BEGIN Records

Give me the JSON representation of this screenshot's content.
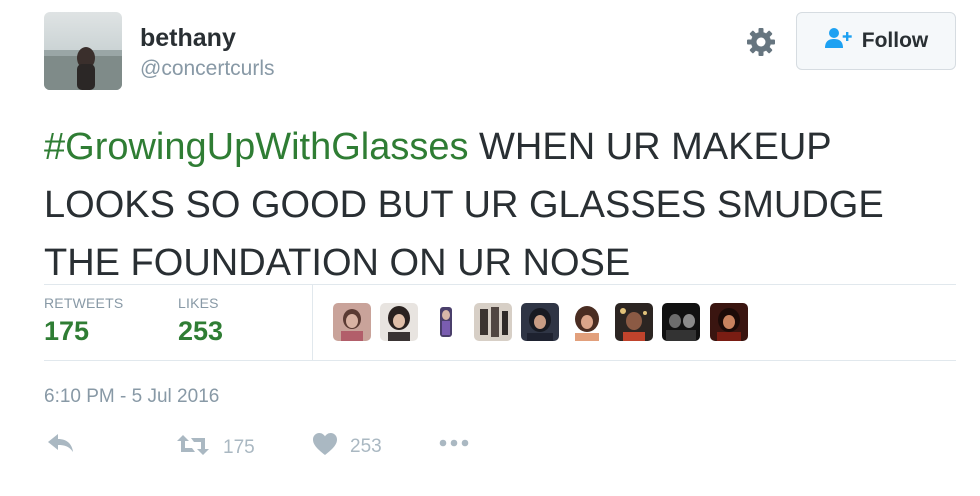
{
  "user": {
    "name": "bethany",
    "handle": "@concertcurls"
  },
  "follow_button": {
    "label": "Follow"
  },
  "tweet": {
    "hashtag": "#GrowingUpWithGlasses",
    "text": " WHEN UR MAKEUP LOOKS SO GOOD BUT UR GLASSES SMUDGE THE FOUNDATION ON UR NOSE"
  },
  "stats": {
    "retweets_label": "RETWEETS",
    "retweets_value": "175",
    "likes_label": "LIKES",
    "likes_value": "253"
  },
  "timestamp": "6:10 PM - 5 Jul 2016",
  "actions": {
    "retweet_count": "175",
    "like_count": "253"
  },
  "colors": {
    "hashtag": "#2f7d34",
    "text": "#292f33",
    "muted": "#8899a6",
    "icon": "#aab8c2",
    "follow_icon": "#1da1f2"
  },
  "icons": {
    "settings": "gear-icon",
    "follow": "person-plus-icon",
    "reply": "reply-icon",
    "retweet": "retweet-icon",
    "like": "heart-icon",
    "more": "more-dots-icon"
  }
}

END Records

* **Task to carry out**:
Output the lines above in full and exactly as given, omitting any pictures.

* **Solution for this exercise**:
Give me the JSON representation of this screenshot's content.
{
  "user": {
    "name": "bethany",
    "handle": "@concertcurls"
  },
  "follow_button": {
    "label": "Follow"
  },
  "tweet": {
    "hashtag": "#GrowingUpWithGlasses",
    "text": " WHEN UR MAKEUP LOOKS SO GOOD BUT UR GLASSES SMUDGE THE FOUNDATION ON UR NOSE"
  },
  "stats": {
    "retweets_label": "RETWEETS",
    "retweets_value": "175",
    "likes_label": "LIKES",
    "likes_value": "253"
  },
  "timestamp": "6:10 PM - 5 Jul 2016",
  "actions": {
    "retweet_count": "175",
    "like_count": "253"
  },
  "colors": {
    "hashtag": "#2f7d34",
    "text": "#292f33",
    "muted": "#8899a6",
    "icon": "#aab8c2",
    "follow_icon": "#1da1f2"
  },
  "icons": {
    "settings": "gear-icon",
    "follow": "person-plus-icon",
    "reply": "reply-icon",
    "retweet": "retweet-icon",
    "like": "heart-icon",
    "more": "more-dots-icon"
  }
}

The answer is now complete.